## What is expected
Find every line of the records that has "icon" and return it.

[Source data Boundary: Start]

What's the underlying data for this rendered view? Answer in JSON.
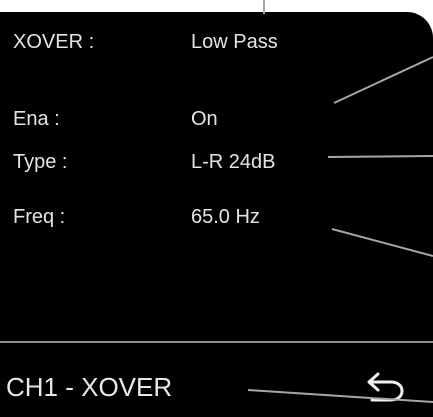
{
  "menu": {
    "header": {
      "label": "XOVER :",
      "value": "Low Pass"
    },
    "rows": [
      {
        "label": "Ena :",
        "value": "On"
      },
      {
        "label": "Type :",
        "value": "L-R 24dB"
      },
      {
        "label": "Freq :",
        "value": "65.0 Hz"
      }
    ]
  },
  "footer": {
    "title": "CH1 - XOVER",
    "back_icon": "back-arrow-icon"
  },
  "colors": {
    "screen": "#000000",
    "text": "#e4e4e4",
    "divider": "#8c8c8c",
    "callout_line": "#9a9a9a"
  }
}
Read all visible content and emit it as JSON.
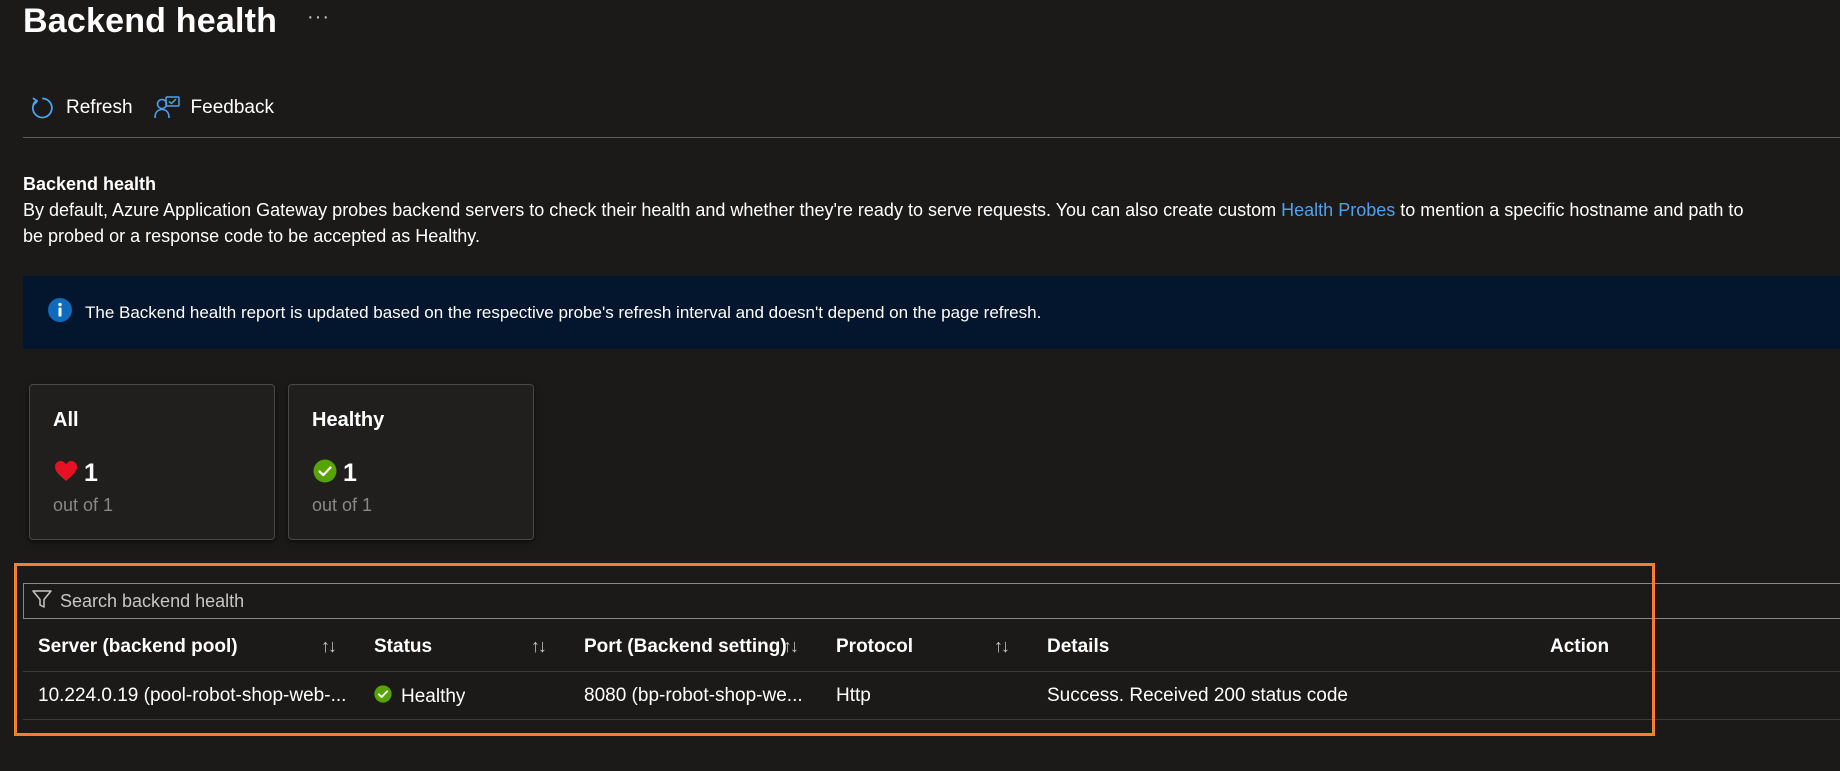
{
  "page": {
    "title": "Backend health",
    "more_label": "···"
  },
  "toolbar": {
    "refresh_label": "Refresh",
    "feedback_label": "Feedback"
  },
  "description": {
    "title": "Backend health",
    "text_before_link": "By default, Azure Application Gateway probes backend servers to check their health and whether they're ready to serve requests. You can also create custom ",
    "link_text": "Health Probes",
    "text_after_link": " to mention a specific hostname and path to",
    "line2": "be probed or a response code to be accepted as Healthy."
  },
  "info_banner": {
    "icon": "info-icon",
    "text": "The Backend health report is updated based on the respective probe's refresh interval and doesn't depend on the page refresh."
  },
  "summary_cards": [
    {
      "title": "All",
      "icon": "heart-icon",
      "count": "1",
      "subtext": "out of 1"
    },
    {
      "title": "Healthy",
      "icon": "check-circle-icon",
      "count": "1",
      "subtext": "out of 1"
    }
  ],
  "search": {
    "placeholder": "Search backend health",
    "value": ""
  },
  "table": {
    "sort_glyph": "↑↓",
    "columns": [
      "Server (backend pool)",
      "Status",
      "Port (Backend setting)",
      "Protocol",
      "Details",
      "Action"
    ],
    "rows": [
      {
        "server": "10.224.0.19 (pool-robot-shop-web-...",
        "status": "Healthy",
        "port": "8080 (bp-robot-shop-we...",
        "protocol": "Http",
        "details": "Success. Received 200 status code",
        "action": ""
      }
    ]
  },
  "colors": {
    "background": "#1b1a19",
    "link": "#4ea1f0",
    "info_banner": "#04152e",
    "highlight": "#f5822a",
    "healthy": "#57a300",
    "heart": "#e81123"
  }
}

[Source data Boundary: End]

## Problem solution
    "back_icon": "back-arrow-icon"
    "icon": "info-icon",
      "icon": "heart-icon",
      "icon": "check-circle-icon",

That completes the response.